Pretty much everyone believes in the long-term growth potential of emerging markets. However, when it comes to waiting for that growth, and enduring some pretty nasty turbulence along the way, it's a much harder sell.
Even a renowned global investor and bull like Mark Mobius of the Templeton Emerging Markets Group has his share of jitters right now.
"The main problem we are finding right now, at this minute, is the valuations in India are somewhat high, they're a little bit expensive. And in the case of China, we have quite a lot of exposure there already, so we're not going to be putting a lot more in," he says. As for Brazil, Mobius says his global portfolios have even more invested there than in China. "But in terms of buying more now, again, the valuations have gone up a lot and we have to be much more cautious. Brazil has everything going for it except of course a currency that's little bit too strong."
This is not to suggest that Mobius is anything but bullish on China, India, and Brazil longer term, it is simply a reality that all of those markets have made major moves and thus, are not as cheap as they once were or as cheap as other markets.

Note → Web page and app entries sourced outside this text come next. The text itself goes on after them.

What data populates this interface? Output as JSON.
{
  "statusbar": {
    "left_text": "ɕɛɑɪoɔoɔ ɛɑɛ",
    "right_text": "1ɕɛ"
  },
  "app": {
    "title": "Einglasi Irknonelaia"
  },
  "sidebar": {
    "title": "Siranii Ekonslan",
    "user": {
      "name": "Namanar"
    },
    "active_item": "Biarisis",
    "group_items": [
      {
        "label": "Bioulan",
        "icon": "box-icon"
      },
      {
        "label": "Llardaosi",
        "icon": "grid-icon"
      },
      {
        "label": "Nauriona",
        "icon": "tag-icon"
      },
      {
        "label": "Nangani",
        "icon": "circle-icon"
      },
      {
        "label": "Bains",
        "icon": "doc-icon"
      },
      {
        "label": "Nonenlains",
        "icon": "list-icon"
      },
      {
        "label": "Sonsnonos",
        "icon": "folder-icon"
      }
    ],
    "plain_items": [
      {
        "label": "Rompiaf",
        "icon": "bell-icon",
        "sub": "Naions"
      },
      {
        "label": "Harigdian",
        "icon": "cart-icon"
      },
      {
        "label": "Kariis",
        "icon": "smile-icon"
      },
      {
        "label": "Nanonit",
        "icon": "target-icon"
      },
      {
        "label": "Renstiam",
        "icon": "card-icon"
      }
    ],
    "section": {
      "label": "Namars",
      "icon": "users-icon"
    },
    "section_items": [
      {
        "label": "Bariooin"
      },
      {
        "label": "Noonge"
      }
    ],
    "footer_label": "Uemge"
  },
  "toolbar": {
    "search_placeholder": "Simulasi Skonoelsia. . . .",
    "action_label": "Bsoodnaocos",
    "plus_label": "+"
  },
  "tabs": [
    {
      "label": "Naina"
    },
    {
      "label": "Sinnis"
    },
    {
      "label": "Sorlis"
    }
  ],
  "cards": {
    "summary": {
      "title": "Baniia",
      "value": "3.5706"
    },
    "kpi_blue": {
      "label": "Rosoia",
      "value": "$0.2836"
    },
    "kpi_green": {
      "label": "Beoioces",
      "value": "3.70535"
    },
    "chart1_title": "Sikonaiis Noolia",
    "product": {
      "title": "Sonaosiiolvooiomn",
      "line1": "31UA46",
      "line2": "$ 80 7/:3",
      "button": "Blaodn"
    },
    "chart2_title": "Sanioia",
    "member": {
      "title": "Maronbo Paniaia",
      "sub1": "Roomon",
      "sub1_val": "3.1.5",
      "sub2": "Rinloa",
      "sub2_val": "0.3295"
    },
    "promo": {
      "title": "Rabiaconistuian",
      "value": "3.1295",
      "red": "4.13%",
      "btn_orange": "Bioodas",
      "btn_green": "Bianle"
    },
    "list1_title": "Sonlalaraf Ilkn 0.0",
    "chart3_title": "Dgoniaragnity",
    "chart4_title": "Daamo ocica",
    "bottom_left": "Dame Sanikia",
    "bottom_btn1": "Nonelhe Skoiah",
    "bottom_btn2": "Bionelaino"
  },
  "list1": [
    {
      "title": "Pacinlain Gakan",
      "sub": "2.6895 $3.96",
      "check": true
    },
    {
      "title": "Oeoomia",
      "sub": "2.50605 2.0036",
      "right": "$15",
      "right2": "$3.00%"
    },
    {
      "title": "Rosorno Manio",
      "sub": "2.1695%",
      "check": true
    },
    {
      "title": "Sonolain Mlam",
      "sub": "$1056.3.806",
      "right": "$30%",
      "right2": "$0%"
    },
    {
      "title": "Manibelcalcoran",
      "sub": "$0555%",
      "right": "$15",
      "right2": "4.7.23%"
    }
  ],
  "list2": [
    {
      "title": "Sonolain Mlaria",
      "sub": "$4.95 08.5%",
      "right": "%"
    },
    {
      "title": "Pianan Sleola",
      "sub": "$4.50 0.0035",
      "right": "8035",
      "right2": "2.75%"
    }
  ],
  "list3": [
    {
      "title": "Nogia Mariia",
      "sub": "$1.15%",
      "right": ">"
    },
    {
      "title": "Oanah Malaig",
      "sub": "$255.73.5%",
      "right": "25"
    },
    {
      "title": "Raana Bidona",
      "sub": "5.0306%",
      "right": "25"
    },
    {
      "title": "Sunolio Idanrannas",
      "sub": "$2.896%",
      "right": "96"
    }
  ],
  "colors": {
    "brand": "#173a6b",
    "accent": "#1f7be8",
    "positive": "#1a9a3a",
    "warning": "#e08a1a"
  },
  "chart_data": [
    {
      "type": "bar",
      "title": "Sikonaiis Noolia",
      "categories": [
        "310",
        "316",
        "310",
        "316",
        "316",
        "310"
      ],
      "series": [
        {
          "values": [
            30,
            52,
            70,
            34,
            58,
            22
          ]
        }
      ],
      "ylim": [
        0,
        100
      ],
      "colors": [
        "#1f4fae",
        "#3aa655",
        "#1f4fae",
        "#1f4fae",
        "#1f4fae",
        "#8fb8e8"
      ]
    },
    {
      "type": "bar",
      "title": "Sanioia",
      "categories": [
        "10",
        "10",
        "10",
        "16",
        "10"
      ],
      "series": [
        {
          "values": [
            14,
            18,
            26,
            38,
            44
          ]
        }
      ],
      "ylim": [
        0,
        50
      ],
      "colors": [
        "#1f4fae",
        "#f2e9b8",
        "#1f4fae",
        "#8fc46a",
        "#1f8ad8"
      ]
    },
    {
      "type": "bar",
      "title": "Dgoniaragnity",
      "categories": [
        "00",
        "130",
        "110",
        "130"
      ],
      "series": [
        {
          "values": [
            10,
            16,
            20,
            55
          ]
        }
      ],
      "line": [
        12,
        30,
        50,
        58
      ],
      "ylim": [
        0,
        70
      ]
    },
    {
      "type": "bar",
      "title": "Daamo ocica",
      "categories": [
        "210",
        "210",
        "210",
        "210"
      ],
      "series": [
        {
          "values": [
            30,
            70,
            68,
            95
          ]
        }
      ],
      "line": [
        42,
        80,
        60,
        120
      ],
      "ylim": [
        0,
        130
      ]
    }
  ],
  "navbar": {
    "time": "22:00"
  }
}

"Why we are so enthusiastic about emerging markets is because this economic growth will be reflected in the earnings of companies and then reflected in the price of those stocks," Mobius says.
Two of his favorite non-China plays in Asia right now are Thailand and Indonesia; the former as a play on the demise of political strife and the continued de-concentration of wealth from urban elites to the rural poor. His Indonesian bias can be boiled down to two words: Corruption and commodities, with one falling and the other rising.
While the debt crisis and uncertainty surrounding the Euro Zone is a very real problem in Western Europe, that negative sentiment is creating opportunities in Eastern Europe. Current Mobius favorites in that region include Poland, Russian, Romania, and Turkey.
"They have been on the back burner and have been sort of unpopular with investors," Mobius says, adding that Romania is a new member of the EU that is "going through tremendous reform and change." He says Russia is further along but that the same thing is true there too, pointing out that "the era of the oligarchs is gradually giving way to a wider distribution of incomes."
"You just have to go to cities around Russia and you will see that the consumer society is beginning to grow and incomes are increasing. So there's lots of opportunity, and of course Poland is in the same situation" he says.
And in Latin America, Mobius says Colombia and Chile currently look "quite interesting" and are more compelling than regional heavyweight Brazil. "They've got good companies with good management and their governments are doing a very good job as well."
Still the MSCI Emerging Markets Index (EEM) is down 12% so far this year, versus a 5% decline for the S&P 500. Mobius says "a tremendous amount" of IPOs have had a ''depressing effect" on his markets this year but believe all the new paper has been digested and will prove to be a "temporary phenomenon."
What's more, he senses that investors are less likely to bail out on emerging markets this dip.
"During the subprime crisis everybody rushed out and regretted doing so because within one year...these markets were up 40, 50, 60, 80 percent and people now are thinking twice about doing the same thing."